Use of research observations

Our scientists use two state-of-the-art facilities to conduct research in to key atmospheric processes that need to be represented in forecast and climate models, such as:

  • radiative transfer
  • turbulence
  • cloud microphysics
  • aerosols microphysics.

These two facilities are the Facility for Airborne Atmospheric Measurements and the Met. Research Unit.

The Facility for Airborne Atmospheric Measurements (FAAM)

FAAM's BAe 146 aircraft in flight

FAAM is a collaboration between the Met Office and the Natural Environment Research Council (NERC), and is part of the National Centre for Atmospheric Sciences (NCAS). The modified BAe 146 aircraft is owned by BAe Systems and operated for them by Directflight. The home base is at Cranfield University, Bedfordshire.

FAAM provides an aircraft measurement platform — the BAe 146 aircraft — for use by all the UK atmospheric research community on campaigns throughout the world.

The aircraft is equipped with a wide range of state-of-the-art instrumentation that allows detailed study of the atmosphere.
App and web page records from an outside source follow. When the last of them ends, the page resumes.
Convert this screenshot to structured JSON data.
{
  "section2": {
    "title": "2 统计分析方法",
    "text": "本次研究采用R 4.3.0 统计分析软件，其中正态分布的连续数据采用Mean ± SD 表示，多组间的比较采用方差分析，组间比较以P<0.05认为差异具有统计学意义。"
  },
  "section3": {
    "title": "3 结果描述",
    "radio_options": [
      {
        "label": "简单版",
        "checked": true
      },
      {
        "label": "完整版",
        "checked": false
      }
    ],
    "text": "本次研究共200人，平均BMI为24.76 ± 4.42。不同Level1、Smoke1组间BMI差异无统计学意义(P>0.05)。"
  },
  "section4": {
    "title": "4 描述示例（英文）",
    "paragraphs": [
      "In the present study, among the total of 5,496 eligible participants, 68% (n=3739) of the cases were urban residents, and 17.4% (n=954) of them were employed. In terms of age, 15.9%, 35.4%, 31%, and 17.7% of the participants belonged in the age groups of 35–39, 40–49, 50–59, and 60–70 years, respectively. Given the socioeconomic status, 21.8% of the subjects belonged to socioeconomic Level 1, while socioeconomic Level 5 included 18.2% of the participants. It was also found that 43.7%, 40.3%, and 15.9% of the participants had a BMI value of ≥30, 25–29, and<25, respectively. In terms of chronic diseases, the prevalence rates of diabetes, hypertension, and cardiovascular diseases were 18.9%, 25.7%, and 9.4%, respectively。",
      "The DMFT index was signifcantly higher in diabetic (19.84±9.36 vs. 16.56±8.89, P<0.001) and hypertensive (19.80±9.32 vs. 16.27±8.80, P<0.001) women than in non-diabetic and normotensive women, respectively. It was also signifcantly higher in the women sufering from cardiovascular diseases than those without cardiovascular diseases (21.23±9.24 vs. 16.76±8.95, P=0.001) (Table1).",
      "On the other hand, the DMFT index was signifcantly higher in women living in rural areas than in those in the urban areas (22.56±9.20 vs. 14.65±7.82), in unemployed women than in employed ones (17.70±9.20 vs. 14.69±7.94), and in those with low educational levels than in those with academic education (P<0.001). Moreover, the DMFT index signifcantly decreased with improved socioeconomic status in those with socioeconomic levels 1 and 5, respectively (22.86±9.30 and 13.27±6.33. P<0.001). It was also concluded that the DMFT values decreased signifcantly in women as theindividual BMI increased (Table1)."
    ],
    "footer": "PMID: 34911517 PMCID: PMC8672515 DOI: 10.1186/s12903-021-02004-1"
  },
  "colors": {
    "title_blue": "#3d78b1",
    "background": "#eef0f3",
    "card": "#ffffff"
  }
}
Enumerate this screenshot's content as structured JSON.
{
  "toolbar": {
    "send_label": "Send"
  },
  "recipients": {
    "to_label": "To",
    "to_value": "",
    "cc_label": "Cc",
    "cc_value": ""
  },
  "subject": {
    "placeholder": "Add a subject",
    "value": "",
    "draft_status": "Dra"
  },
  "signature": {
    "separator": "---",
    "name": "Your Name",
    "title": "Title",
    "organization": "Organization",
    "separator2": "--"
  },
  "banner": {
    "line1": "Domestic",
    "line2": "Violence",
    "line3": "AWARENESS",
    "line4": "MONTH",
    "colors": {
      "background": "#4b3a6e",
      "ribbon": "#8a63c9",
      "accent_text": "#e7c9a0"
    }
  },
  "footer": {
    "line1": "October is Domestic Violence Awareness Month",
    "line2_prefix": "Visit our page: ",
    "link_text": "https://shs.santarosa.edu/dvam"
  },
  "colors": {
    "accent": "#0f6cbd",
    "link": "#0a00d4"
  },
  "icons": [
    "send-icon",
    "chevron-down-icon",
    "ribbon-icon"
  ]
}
Carrying up to 18 scientists, the aircraft is used all over the world to further our research and improve the understanding of the atmosphere and the use of satellite data in weather forecasting.

Meteorological Research Unit

We maintain a Meteorological Research Unit (MRU) at Cardington near Bedford, which researches the turbulent flow in the lower two kilometres of the atmosphere — the boundary layer. This is done using specially developed turbulence probes held aloft at various heights under a tethered balloon, along with a comprehensive suite of surface instruments. This research helps us improve both weather forecasts and simulations of the Earth's climate.